When Traverse City announced plans in 2017 to provide a government-run broadband internet service, the city was warned that it could turn into a financial boondoggle.

New numbers for the project are out. Traverse City Light and Power, the public utility which took on the project, is facing low take rates, private sector competition, and substantially higher costs than the previously projected $4.2 million.

Two studies on 20 municipal broadband projects across the country were already published when Traverse City announced the project. The studies showed that only two of the 20 were expected to recover their projected costs within 40 years. Traverse City went forward anyway and pursued a publicly owned broadband service provider.

The contractor hired by Traverse City Light & Power said it would need 40% of residents in currently served areas. The predicted take rate, or the rate at which potential users sign up, was 50% by year two. Years later, only 753 out of the 2,974 potential customers, or 25%, have signed up for the city’s broadband service.

The projected costs were also too low. The cost to roll out the publicly owned broadband has now ballooned to $28.2 million.

Traverse City commissioners voted in April to provide a public notice that the city intends to borrow an additional $10 million to pay for the buildout of its smart grid, according to The Ticker. The city, it appears, will continue to expand its fiber internet access, even with low take rates.

The project also has been approved for $18.2 million in funding, which comes from a $14.7 million United States Department of Agriculture loan and a a $3.5 million capital improvement bond, according to The Ticker.

The city is home to a competitive internet service market. When officials originally considered the project, they said it could offer the same service as private competitors for little cost. The utility owned fiber offers customers packages from $60 to $90 per month. Charter Spectrum also offers high-speed internet for $50 to $90 per month.

“The original business plan,” said local resident Gerald DeGrazia, was “flawed with overly optimistic customer assumptions and lower than required capital outlay assumptions.” DeGrazia is a retired telecommunications executive who created business plans for fiber networks.

“The (fiber to the home) project, to date, has not met the assumptions of the original business plan,” DeGrazia told CapCon. “However, (the utility) and the city continue to borrow funds to invest in a project which will not be able to repay its debt.”

Traverse City commissioners did not respond to requests for comment.

Michigan Capitol Confidential is the news source produced by the Mackinac Center for Public Policy.

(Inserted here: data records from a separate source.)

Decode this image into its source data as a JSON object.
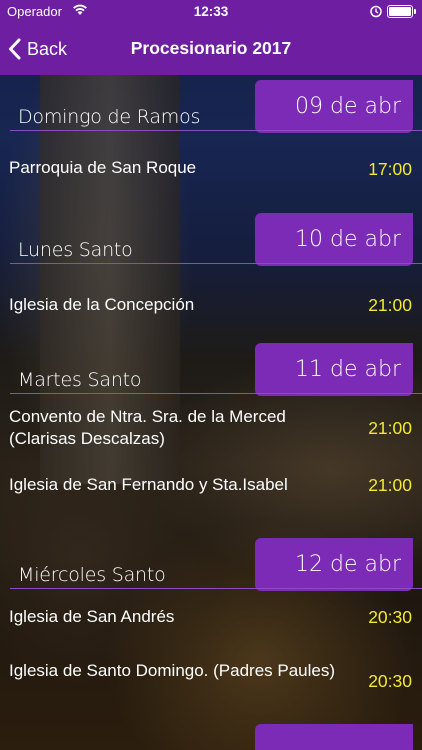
{
  "status_bar": {
    "carrier": "Operador",
    "time": "12:33"
  },
  "nav": {
    "back_label": "Back",
    "title": "Procesionario 2017"
  },
  "colors": {
    "accent": "#7b2bb6",
    "nav_bg": "#6e1fa1",
    "time_text": "#f3ea2b"
  },
  "days": [
    {
      "name": "Domingo de Ramos",
      "date": "09 de abr",
      "events": [
        {
          "place": "Parroquia de San Roque",
          "time": "17:00"
        }
      ]
    },
    {
      "name": "Lunes Santo",
      "date": "10 de abr",
      "events": [
        {
          "place": "Iglesia de la Concepción",
          "time": "21:00"
        }
      ]
    },
    {
      "name": "Martes Santo",
      "date": "11 de abr",
      "events": [
        {
          "place": "Convento de Ntra. Sra. de la Merced (Clarisas Descalzas)",
          "time": "21:00"
        },
        {
          "place": "Iglesia de San Fernando y Sta.Isabel",
          "time": "21:00"
        }
      ]
    },
    {
      "name": "Miércoles Santo",
      "date": "12 de abr",
      "events": [
        {
          "place": "Iglesia de San Andrés",
          "time": "20:30"
        },
        {
          "place": "Iglesia de Santo Domingo. (Padres Paules)",
          "time": "20:30"
        }
      ]
    }
  ]
}
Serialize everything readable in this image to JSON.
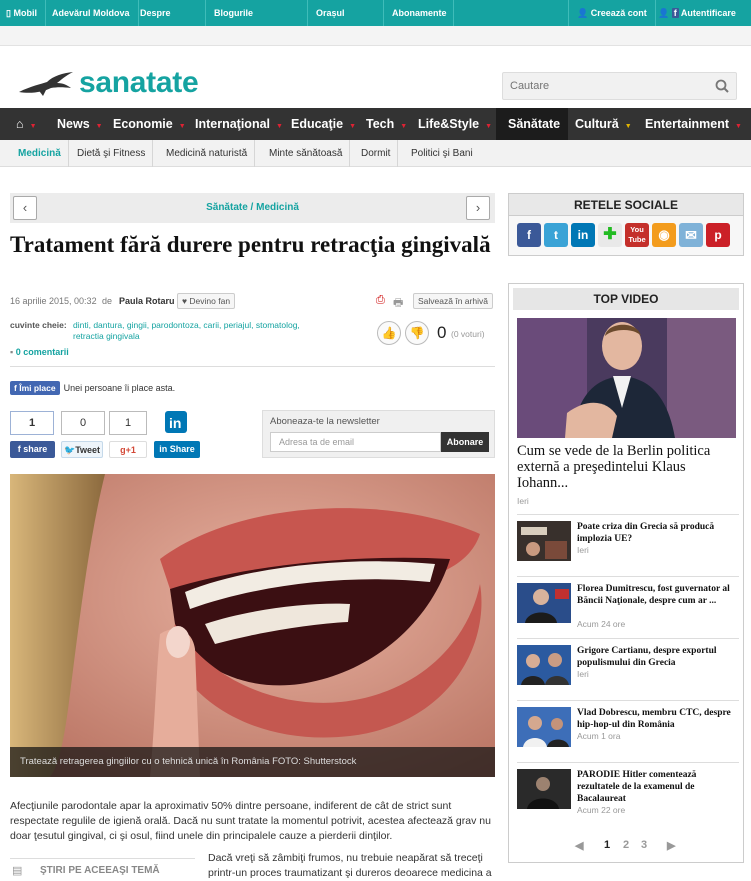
{
  "topbar": {
    "mobil": "Mobil",
    "site": "Adevărul Moldova",
    "despre": "Despre noi",
    "bloguri": "Blogurile Adevărul",
    "oras": "Orașul meu",
    "abonamente": "Abonamente",
    "creeaza": "Creează cont",
    "autentificare": "Autentificare"
  },
  "header": {
    "logo_text": "sanatate",
    "search_placeholder": "Cautare"
  },
  "mainnav": [
    "News",
    "Economie",
    "Internaţional",
    "Educaţie",
    "Tech",
    "Life&Style",
    "Sănătate",
    "Cultură",
    "Entertainment"
  ],
  "subnav": [
    "Medicină",
    "Dietă şi Fitness",
    "Medicină naturistă",
    "Minte sănătoasă",
    "Dormit",
    "Politici şi Bani"
  ],
  "article": {
    "breadcrumb": "Sănătate / Medicină",
    "title": "Tratament fără durere pentru retracţia gingivală",
    "date": "16 aprilie 2015, 00:32",
    "by": "de",
    "author": "Paula Rotaru",
    "follow_label": "Devino fan",
    "save_label": "Salvează în arhivă",
    "tags_label": "cuvinte cheie:",
    "tags": "dinti, dantura, gingii, parodontoza, carii, periajul, stomatolog, retractia gingivala",
    "vote_count": "0",
    "votes_label": "(0 voturi)",
    "comments": "0 comentarii",
    "fb_like": "Îmi place",
    "fb_like_text": "Unei persoane îi place asta.",
    "caption": "Tratează retragerea gingiilor cu o tehnică unică în România FOTO: Shutterstock",
    "paragraph1": "Afecţiunile parodontale apar la aproximativ 50% dintre persoane, indiferent de cât de strict sunt respectate regulile de igienă orală. Dacă nu sunt tratate la momentul potrivit, acestea afectează grav nu doar ţesutul gingival, ci şi osul, fiind unele din principalele cauze a pierderii dinţilor.",
    "paragraph2": "Dacă vreţi să zâmbiţi frumos, nu trebuie neapărat să treceţi printr-un proces traumatizant şi dureros deoarece medicina a",
    "related_label": "ŞTIRI PE ACEEAŞI TEMĂ"
  },
  "share": {
    "fb_count": "1",
    "tw_count": "0",
    "gp_count": "1",
    "fb_label": "share",
    "tw_label": "Tweet",
    "gp_label": "+1",
    "in_label": "Share"
  },
  "newsletter": {
    "label": "Aboneaza-te la newsletter",
    "placeholder": "Adresa ta de email",
    "button": "Abonare"
  },
  "sidebar": {
    "social_title": "RETELE SOCIALE",
    "top_video_title": "TOP VIDEO",
    "featured_title": "Cum se vede de la Berlin politica externă a preşedintelui Klaus Iohann...",
    "featured_date": "Ieri",
    "videos": [
      {
        "title": "Poate criza din Grecia să producă implozia UE?",
        "date": "Ieri"
      },
      {
        "title": "Florea Dumitrescu, fost guvernator al Băncii Naţionale, despre cum ar ...",
        "date": "Acum 24 ore"
      },
      {
        "title": "Grigore Cartianu, despre exportul populismului din Grecia",
        "date": "Ieri"
      },
      {
        "title": "Vlad Dobrescu, membru CTC, despre hip-hop-ul din România",
        "date": "Acum 1 ora"
      },
      {
        "title": "PARODIE Hitler comentează rezultatele de la examenul de Bacalaureat",
        "date": "Acum 22 ore"
      }
    ],
    "pages": [
      "1",
      "2",
      "3"
    ]
  },
  "colors": {
    "brand": "#15a3a1",
    "nav_bg": "#333333",
    "accent_red": "#dd2233"
  }
}
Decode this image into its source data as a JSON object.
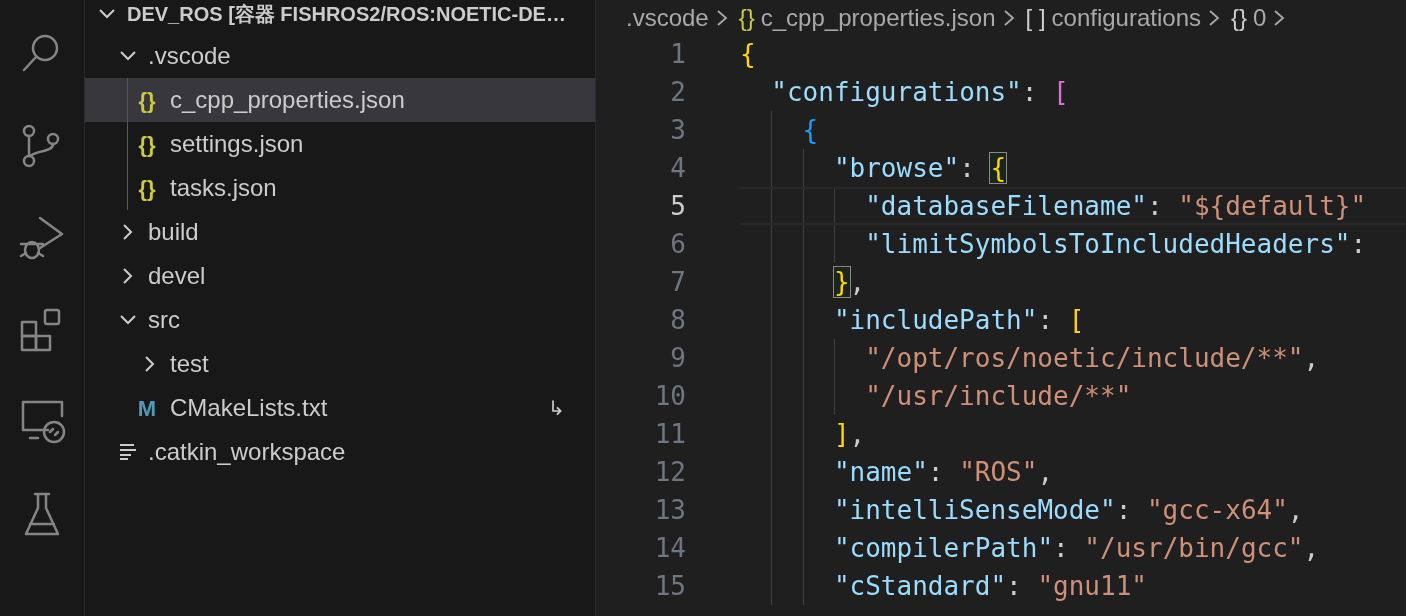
{
  "activity_bar": [
    {
      "kind": "search",
      "selected": false
    },
    {
      "kind": "source-control",
      "selected": false
    },
    {
      "kind": "run-debug",
      "selected": false
    },
    {
      "kind": "extensions",
      "selected": false
    },
    {
      "kind": "remote",
      "selected": false
    },
    {
      "kind": "testing",
      "selected": false
    }
  ],
  "explorer": {
    "root": {
      "label": "DEV_ROS [容器 FISHROS2/ROS:NOETIC-DE…",
      "expanded": true,
      "children": [
        {
          "kind": "folder",
          "label": ".vscode",
          "expanded": true,
          "selected": false,
          "children": [
            {
              "kind": "file",
              "label": "c_cpp_properties.json",
              "icon": "{}",
              "color": "#cbcb41",
              "selected": true
            },
            {
              "kind": "file",
              "label": "settings.json",
              "icon": "{}",
              "color": "#cbcb41",
              "selected": false
            },
            {
              "kind": "file",
              "label": "tasks.json",
              "icon": "{}",
              "color": "#cbcb41",
              "selected": false
            }
          ]
        },
        {
          "kind": "folder",
          "label": "build",
          "expanded": false,
          "selected": false
        },
        {
          "kind": "folder",
          "label": "devel",
          "expanded": false,
          "selected": false
        },
        {
          "kind": "folder",
          "label": "src",
          "expanded": true,
          "selected": false,
          "children": [
            {
              "kind": "folder",
              "label": "test",
              "expanded": false,
              "selected": false
            },
            {
              "kind": "file",
              "label": "CMakeLists.txt",
              "icon": "M",
              "color": "#519aba",
              "selected": false,
              "decoration": "↳"
            }
          ]
        },
        {
          "kind": "lines-file",
          "label": ".catkin_workspace",
          "selected": false
        }
      ]
    }
  },
  "breadcrumb": [
    {
      "label": ".vscode"
    },
    {
      "icon": "{}",
      "label": "c_cpp_properties.json"
    },
    {
      "icon": "[ ]",
      "label": "configurations"
    },
    {
      "icon": "{}",
      "label": "0"
    }
  ],
  "editor": {
    "lines": [
      {
        "number": "1",
        "current": false,
        "tokens": [
          {
            "t": "{",
            "kind": "bracket",
            "color": "#ffd700",
            "matched": false
          }
        ]
      },
      {
        "number": "2",
        "current": false,
        "tokens": [
          {
            "t": "\"configurations\"",
            "kind": "key"
          },
          {
            "t": ": ",
            "kind": "punct"
          },
          {
            "t": "[",
            "kind": "bracket",
            "color": "#da70d6",
            "matched": false
          }
        ]
      },
      {
        "number": "3",
        "current": false,
        "tokens": [
          {
            "t": "{",
            "kind": "bracket",
            "color": "#179fff",
            "matched": false
          }
        ]
      },
      {
        "number": "4",
        "current": false,
        "tokens": [
          {
            "t": "\"browse\"",
            "kind": "key"
          },
          {
            "t": ": ",
            "kind": "punct"
          },
          {
            "t": "{",
            "kind": "bracket",
            "color": "#ffd700",
            "matched": true
          }
        ]
      },
      {
        "number": "5",
        "current": true,
        "tokens": [
          {
            "t": "\"databaseFilename\"",
            "kind": "key"
          },
          {
            "t": ": ",
            "kind": "punct"
          },
          {
            "t": "\"${default}\"",
            "kind": "string"
          }
        ]
      },
      {
        "number": "6",
        "current": false,
        "tokens": [
          {
            "t": "\"limitSymbolsToIncludedHeaders\"",
            "kind": "key"
          },
          {
            "t": ":",
            "kind": "punct"
          }
        ]
      },
      {
        "number": "7",
        "current": false,
        "tokens": [
          {
            "t": "}",
            "kind": "bracket",
            "color": "#ffd700",
            "matched": true
          },
          {
            "t": ",",
            "kind": "punct"
          }
        ]
      },
      {
        "number": "8",
        "current": false,
        "tokens": [
          {
            "t": "\"includePath\"",
            "kind": "key"
          },
          {
            "t": ": ",
            "kind": "punct"
          },
          {
            "t": "[",
            "kind": "bracket",
            "color": "#ffd700",
            "matched": false
          }
        ]
      },
      {
        "number": "9",
        "current": false,
        "tokens": [
          {
            "t": "\"/opt/ros/noetic/include/**\"",
            "kind": "string"
          },
          {
            "t": ",",
            "kind": "punct"
          }
        ]
      },
      {
        "number": "10",
        "current": false,
        "tokens": [
          {
            "t": "\"/usr/include/**\"",
            "kind": "string"
          }
        ]
      },
      {
        "number": "11",
        "current": false,
        "tokens": [
          {
            "t": "]",
            "kind": "bracket",
            "color": "#ffd700",
            "matched": false
          },
          {
            "t": ",",
            "kind": "punct"
          }
        ]
      },
      {
        "number": "12",
        "current": false,
        "tokens": [
          {
            "t": "\"name\"",
            "kind": "key"
          },
          {
            "t": ": ",
            "kind": "punct"
          },
          {
            "t": "\"ROS\"",
            "kind": "string"
          },
          {
            "t": ",",
            "kind": "punct"
          }
        ]
      },
      {
        "number": "13",
        "current": false,
        "tokens": [
          {
            "t": "\"intelliSenseMode\"",
            "kind": "key"
          },
          {
            "t": ": ",
            "kind": "punct"
          },
          {
            "t": "\"gcc-x64\"",
            "kind": "string"
          },
          {
            "t": ",",
            "kind": "punct"
          }
        ]
      },
      {
        "number": "14",
        "current": false,
        "tokens": [
          {
            "t": "\"compilerPath\"",
            "kind": "key"
          },
          {
            "t": ": ",
            "kind": "punct"
          },
          {
            "t": "\"/usr/bin/gcc\"",
            "kind": "string"
          },
          {
            "t": ",",
            "kind": "punct"
          }
        ]
      },
      {
        "number": "15",
        "current": false,
        "tokens": [
          {
            "t": "\"cStandard\"",
            "kind": "key"
          },
          {
            "t": ": ",
            "kind": "punct"
          },
          {
            "t": "\"gnu11\"",
            "kind": "string"
          }
        ]
      }
    ]
  }
}
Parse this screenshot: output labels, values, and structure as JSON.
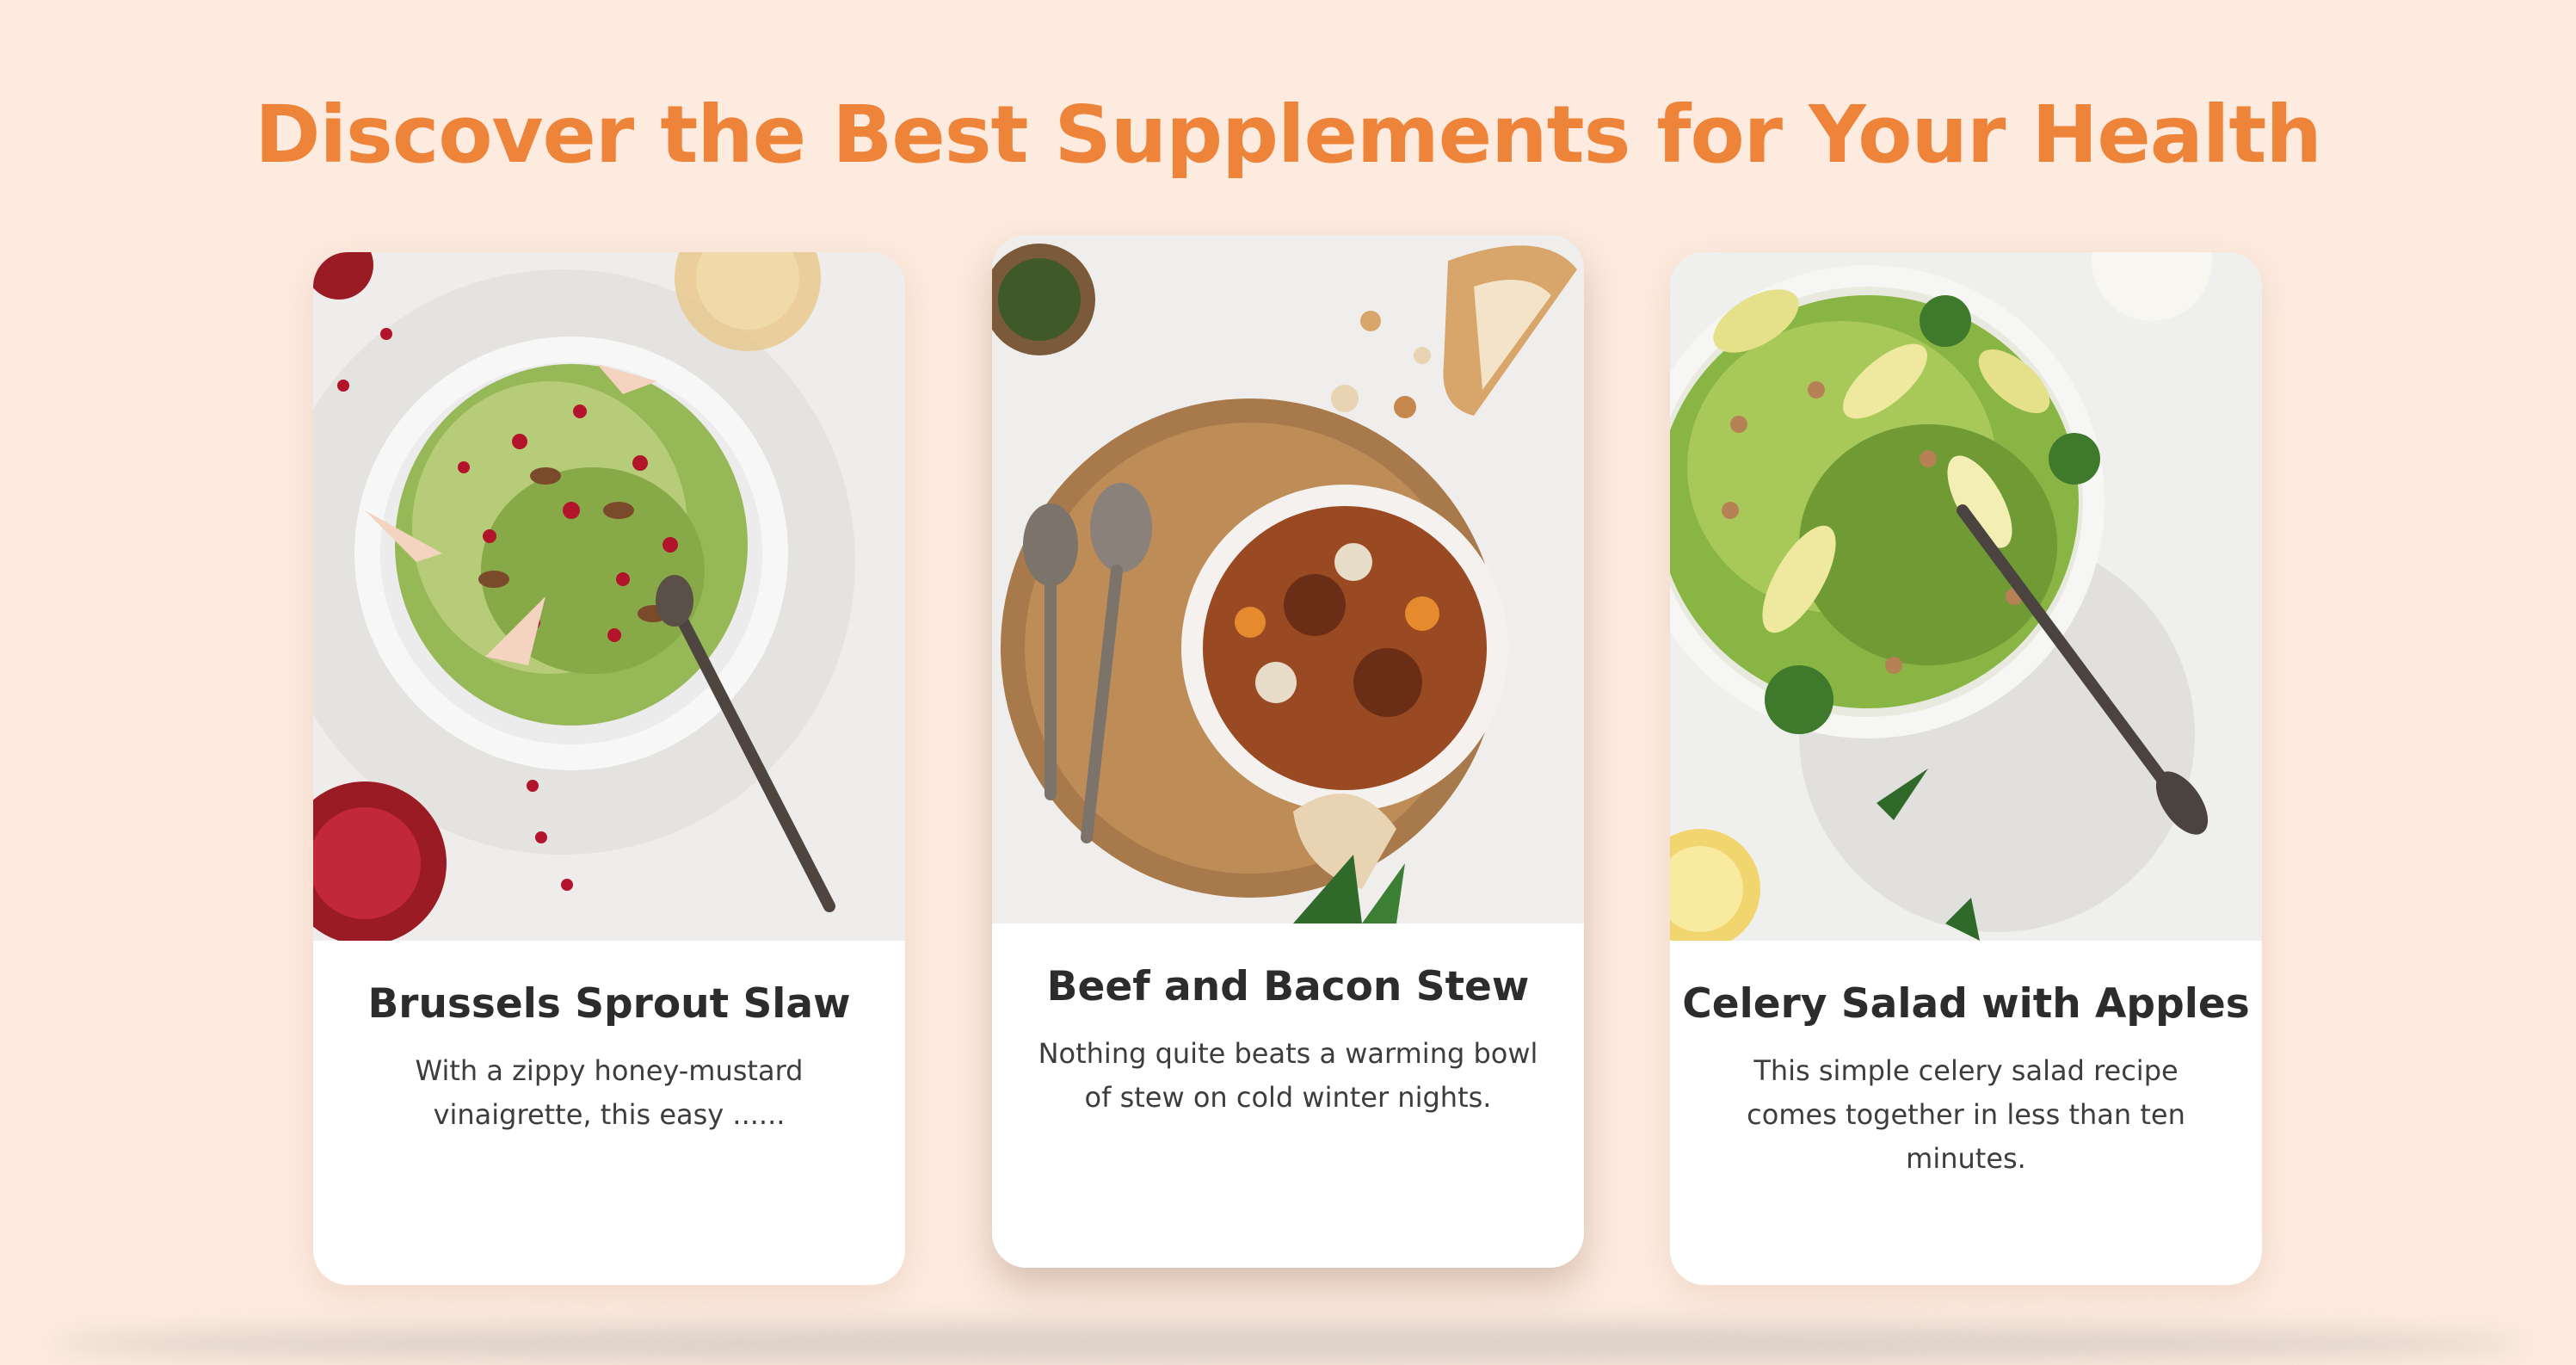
{
  "page": {
    "title": "Discover the Best Supplements for Your Health"
  },
  "cards": [
    {
      "title": "Brussels Sprout Slaw",
      "description": "With a zippy honey-mustard vinaigrette, this easy ......",
      "image": "brussels-sprout-slaw-photo"
    },
    {
      "title": "Beef and Bacon Stew",
      "description": "Nothing quite beats a warming bowl of stew on cold winter nights.",
      "image": "beef-bacon-stew-photo"
    },
    {
      "title": "Celery Salad with Apples",
      "description": "This simple celery salad recipe comes together in less than ten minutes.",
      "image": "celery-apple-salad-photo"
    }
  ],
  "colors": {
    "background": "#fdebdf",
    "accent": "#ee833a",
    "card": "#ffffff",
    "heading_text": "#2c2c2c",
    "body_text": "#3d3d3d"
  }
}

Michigan Capitol Confidential reports with a free-market news perspective.